About Skin Cancer

Anyone Can Develop Skin Cancer

Skin cancer is the most common form of cancer in the United States. More than 500,000 new cases are reported each year-and the incidence is rising faster than any other type of cancer. While skin cancers can be found on any part of the body, about 80 percent appear on the face, head, or neck, where they can be disfiguring as well as dangerous.

The primary cause of skin cancer is ultraviolet radiation -most often from the sun, but also from artificial sources like sunlamps and tanning booths. In fact, researchers believe that our quest for the perfect tan, an increase in outdoor activities, and perhaps the thinning of the earth’s protective ozone layer are behind the alarming rise we’re now seeing in skin cancers.

Anyone can get skin cancer-no matter what your skin type, race or age, no matter where you live or what you do. But your risk is greater if…

  • Your skin is fair and freckles easily.
  • You have light-colored hair and eyes.
  • You have a large number of moles, or moles of unusual size or shape.
  • You have a family history of skin cancer or a personal history of blistering sunburn.
  • You spend a lot of time working or playing outdoors.
  • You live closer to the equator, at a higher altitude, or in any place that gets intense, year-round sunshine.
  • You received therapeutic radiation treatments for adolescent acne.

Recognizing Skin Cancer

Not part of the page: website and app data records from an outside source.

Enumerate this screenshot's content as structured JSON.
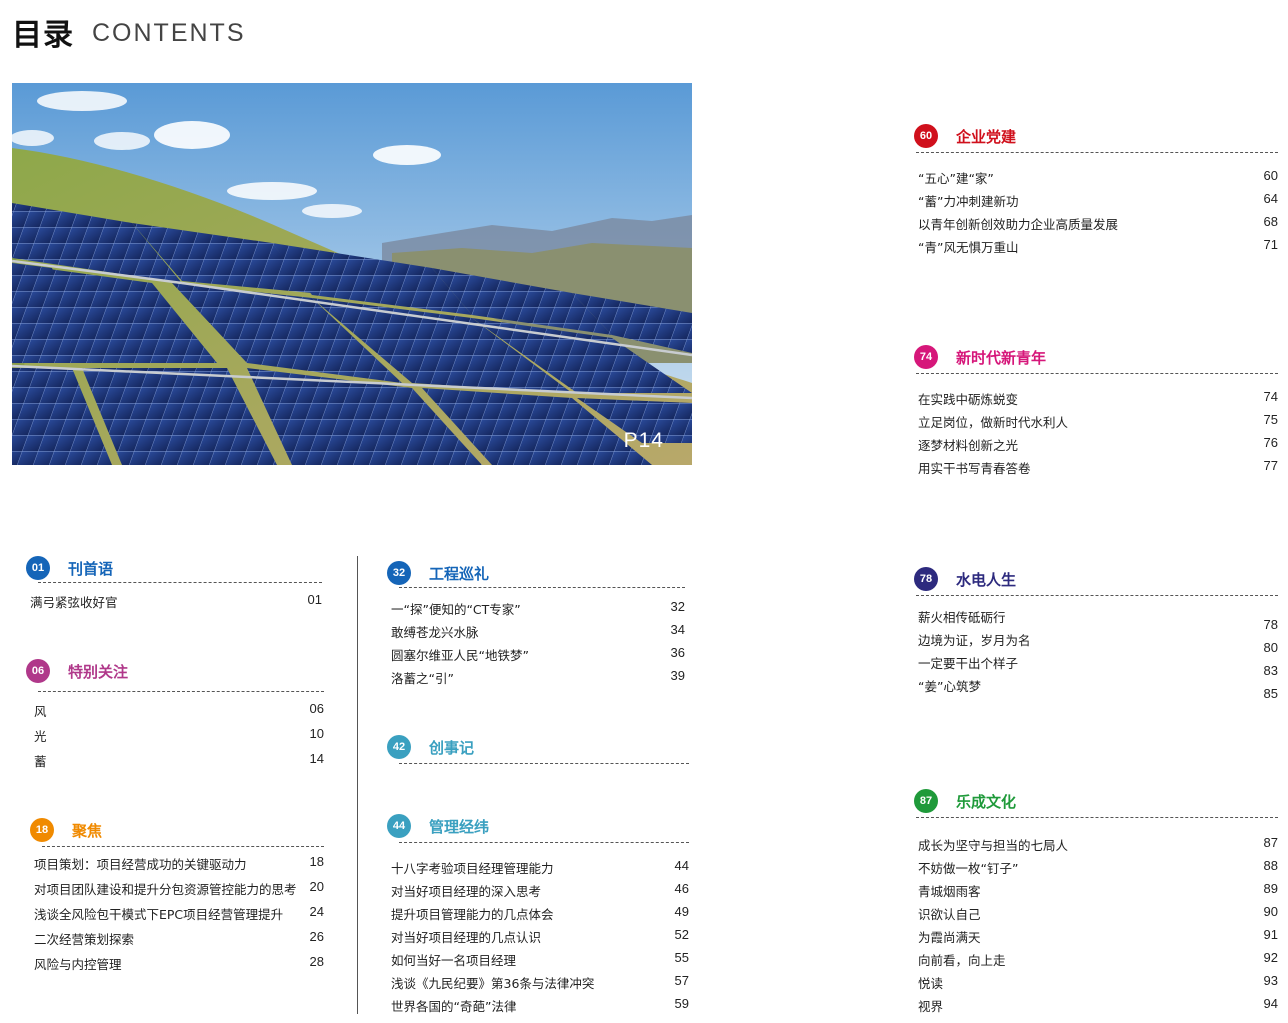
{
  "header": {
    "title_zh": "目录",
    "title_en": "CONTENTS"
  },
  "photo": {
    "label": "P14"
  },
  "sections": [
    {
      "num": "01",
      "title": "刊首语",
      "color": "#1565b8",
      "items": [
        {
          "t": "满弓紧弦收好官",
          "p": "01"
        }
      ]
    },
    {
      "num": "06",
      "title": "特别关注",
      "color": "#b0388a",
      "items": [
        {
          "t": "风",
          "p": "06"
        },
        {
          "t": "光",
          "p": "10"
        },
        {
          "t": "蓄",
          "p": "14"
        }
      ]
    },
    {
      "num": "18",
      "title": "聚焦",
      "color": "#f08a00",
      "items": [
        {
          "t": "项目策划：项目经营成功的关键驱动力",
          "p": "18"
        },
        {
          "t": "对项目团队建设和提升分包资源管控能力的思考",
          "p": "20"
        },
        {
          "t": "浅谈全风险包干模式下EPC项目经营管理提升",
          "p": "24"
        },
        {
          "t": "二次经营策划探索",
          "p": "26"
        },
        {
          "t": "风险与内控管理",
          "p": "28"
        }
      ]
    },
    {
      "num": "32",
      "title": "工程巡礼",
      "color": "#1565b8",
      "items": [
        {
          "t": "一“探”便知的“CT专家”",
          "p": "32"
        },
        {
          "t": "敢缚苍龙兴水脉",
          "p": "34"
        },
        {
          "t": "圆塞尔维亚人民“地铁梦”",
          "p": "36"
        },
        {
          "t": "洛蓄之“引”",
          "p": "39"
        }
      ]
    },
    {
      "num": "42",
      "title": "创事记",
      "color": "#3aa0c0",
      "items": []
    },
    {
      "num": "44",
      "title": "管理经纬",
      "color": "#3aa0c0",
      "items": [
        {
          "t": "十八字考验项目经理管理能力",
          "p": "44"
        },
        {
          "t": "对当好项目经理的深入思考",
          "p": "46"
        },
        {
          "t": "提升项目管理能力的几点体会",
          "p": "49"
        },
        {
          "t": "对当好项目经理的几点认识",
          "p": "52"
        },
        {
          "t": "如何当好一名项目经理",
          "p": "55"
        },
        {
          "t": "浅谈《九民纪要》第36条与法律冲突",
          "p": "57"
        },
        {
          "t": "世界各国的“奇葩”法律",
          "p": "59"
        }
      ]
    },
    {
      "num": "60",
      "title": "企业党建",
      "color": "#d0101c",
      "items": [
        {
          "t": "“五心”建“家”",
          "p": "60"
        },
        {
          "t": "“蓄”力冲刺建新功",
          "p": "64"
        },
        {
          "t": "以青年创新创效助力企业高质量发展",
          "p": "68"
        },
        {
          "t": "“青”风无惧万重山",
          "p": "71"
        }
      ]
    },
    {
      "num": "74",
      "title": "新时代新青年",
      "color": "#d6177a",
      "items": [
        {
          "t": "在实践中砺炼蜕变",
          "p": "74"
        },
        {
          "t": "立足岗位，做新时代水利人",
          "p": "75"
        },
        {
          "t": "逐梦材料创新之光",
          "p": "76"
        },
        {
          "t": "用实干书写青春答卷",
          "p": "77"
        }
      ]
    },
    {
      "num": "78",
      "title": "水电人生",
      "color": "#2d2a7e",
      "items": [
        {
          "t": "薪火相传砥砺行",
          "p": "78"
        },
        {
          "t": "边境为证，岁月为名",
          "p": "80"
        },
        {
          "t": "一定要干出个样子",
          "p": "83"
        },
        {
          "t": "“姜”心筑梦",
          "p": "85"
        }
      ]
    },
    {
      "num": "87",
      "title": "乐成文化",
      "color": "#1f9a3a",
      "items": [
        {
          "t": "成长为坚守与担当的七局人",
          "p": "87"
        },
        {
          "t": "不妨做一枚“钉子”",
          "p": "88"
        },
        {
          "t": "青城烟雨客",
          "p": "89"
        },
        {
          "t": "识欲认自己",
          "p": "90"
        },
        {
          "t": "为霞尚满天",
          "p": "91"
        },
        {
          "t": "向前看，向上走",
          "p": "92"
        },
        {
          "t": "悦读",
          "p": "93"
        },
        {
          "t": "视界",
          "p": "94"
        }
      ]
    }
  ]
}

Basal and squamous cell carcinomas can vary widely in appearance. The cancer may begin as small, white or pink nodule or bumps; it can be smooth and shiny, waxy, or pitted on the surface. Or it might appear as a red spot that’s rough, dry, or scaly…a firm, red lump that may form a crust…a crusted group of nodules…a sore that bleeds or doesn’t heal after two to four weeks…or a white patch that looks like scar tissue.

If all these variables sound confusing, the most important thing to remember is this: Get to know your skin and examine it regularly, from the top of your head to the soles of your feet. (Don’t forget your back.) If you notice any unusual changes on any part of your body, have a doctor check it out.

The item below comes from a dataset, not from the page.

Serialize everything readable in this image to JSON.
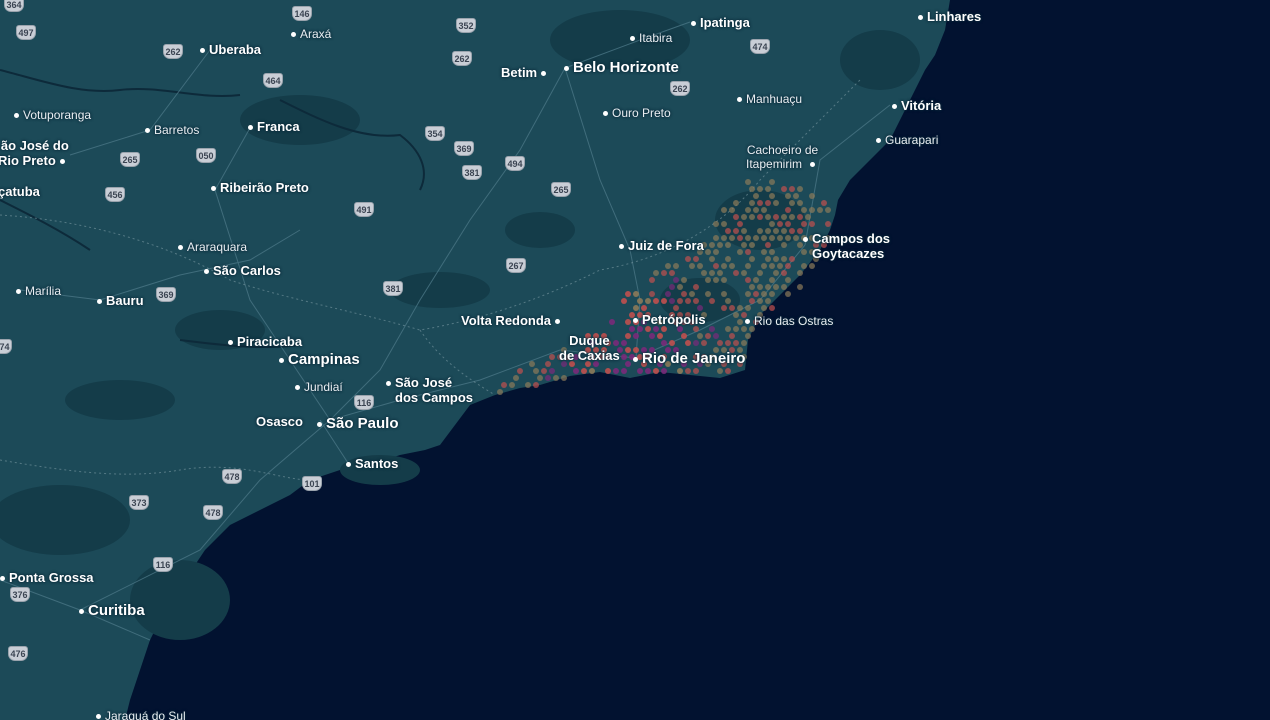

You Need to Know

Morning and evening routine in bathroom

Malignant melanoma is usually signaled by a change in the size, shape, or color of an existing mole, or as a new growth on normal skin.

Watch for the “ABCD” warning signs of melanoma:

A

symmetry-a growth with unmatched halves.

B

order irregularity-ragged or blurred edges.

C

olor-a mottled appearance, with shades of tan, brown, and black, sometimes mixed with red, white, or blue.

D

iameter- a growth more than 6 millimeters across (about the size of a pencil eraser), or any unusual increase in size.